The bunnies invite Samantha over one night. She is hesitant to go. Her hatred for these girls runs deep, but she’s so lonely. When she attends, the bunnies’ sorority-like behavior turns cultish. Samantha’s mental acuity is challenged with ever-flowing alcohol and mysterious tic-tac-looking pills throughout the night as the bunnies draw out story after story from her. She is overserved and oversharing.

The magnitude of 'Bunny' relies on Samantha’s unacknowledged loneliness. She’s in love with her own outsiderness. The bunnies’ one melted, collective identity that feels threatening in the classroom is desperately desired once she receives an invitation to be part of it. In Samantha’s visit to The Duchess’ house, we find out that the bunnies have a dark, twisted ritual: they summon humanity into existence in the name of expression. These expressions, these Drafts and Darlings as the bunnies refer to them, are men. Men with slightly deformed facial features and missing appendages. They are gleaned from the bunnies’ memories and experiences with men, physical details extrapolated from former lovers. Explicitly, the Darlings are manifested using bunnies, which transform into men upon summoning and are killed with an ax once they reveal their subhuman nature.

Yes, how weird. But Samantha is being brainwashed. Her inner monologue softens into the bunny hive mind; she begins to punctuate her sentences with frilly adjectives, refer to herself as “we” — she's one with the other bunnies — and consume pink sugary pastries exclusively. Her nicknames for the girls now vanish as the informal ‘bunny’ is used indulgently to refer to them.

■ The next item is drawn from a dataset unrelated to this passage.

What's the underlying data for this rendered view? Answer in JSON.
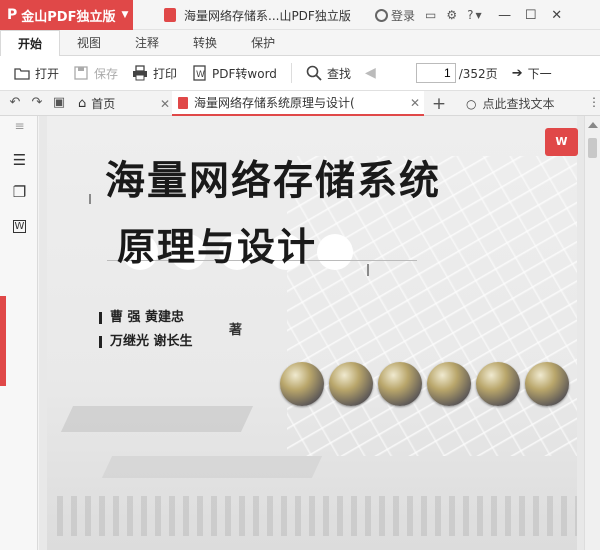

Ava is the one who saves Samantha from this cult, pulling her from the pack one afternoon when the bunnies are on their way to the mall. She's suffering from Stockholm syndrome, these 4 girls have exposed her to violent episodes of killing prototype men by ax every single night for the sake of their "creative expression", and the hive mind must be exorcised. Ava rehabilitates her, but not before the bunnies invite her back to prove herself one last time: show us you can do The Work, that you are good enough to manifest a man.

And so, Samantha manifests her own boy, Max, who is an amalgamation of ex boyfriends and former acquaintances. Max infiltrates her life, her mind, and her thesis work. He becomes Frankenstein, much bigger of a problem than she ever expected him to be. He can read her mind. He is an expression of her love for Ava, so much so that they become lovers. He hacks Samantha’s entire life — making moves to vindicate all her innermost thoughts and desires while creating a wake of destruction in her own path.

As Samantha returns to what we believe is her original reality, thanks to Ava’s rescue mission, we see rare and new glimpses of an inner monologue that is entirely her own. It feels fully owned and authentic, and it doesn’t have the glare of an imagined outsider’s perception like most of the story did previously. As these glimpses become more evident, they also become more warped, and the reader begins to question the validity of her perception. There is evidence that imagined universe upon imagined universe are at play here.

Ava never really existed after all. She was an imaginary friend all along. A manifestation of Samantha’s hatred of her world, someone who supported her outsiderness. Their conversations were a version of Samantha in concert with a different version of herself. Ava was a way to cope with loneliness — a way to disassociate from the world, a strategy to fill the silence that surrounded her.

This final twist feels vaguely familiar and too accessible, like ending an elementary school essay with “and it was all a dream!” It’s especially bewildering that the part given to reality was the summoning of men from bunnies instead of a friendship with someone who fully sees you. To keep the most inane details of the story exclusive from the unreality is jarring. Ava’s friendship with Samantha was a respite from the cliques and deadlines and pressures of a lonely season, but in the end that respite was never real. It was delusion. It was denial of the fact that you don’t get to choose the level of reality in your life. But you can choose your delusions, and if that's the case, your imagination ends up being the only one to keep you company.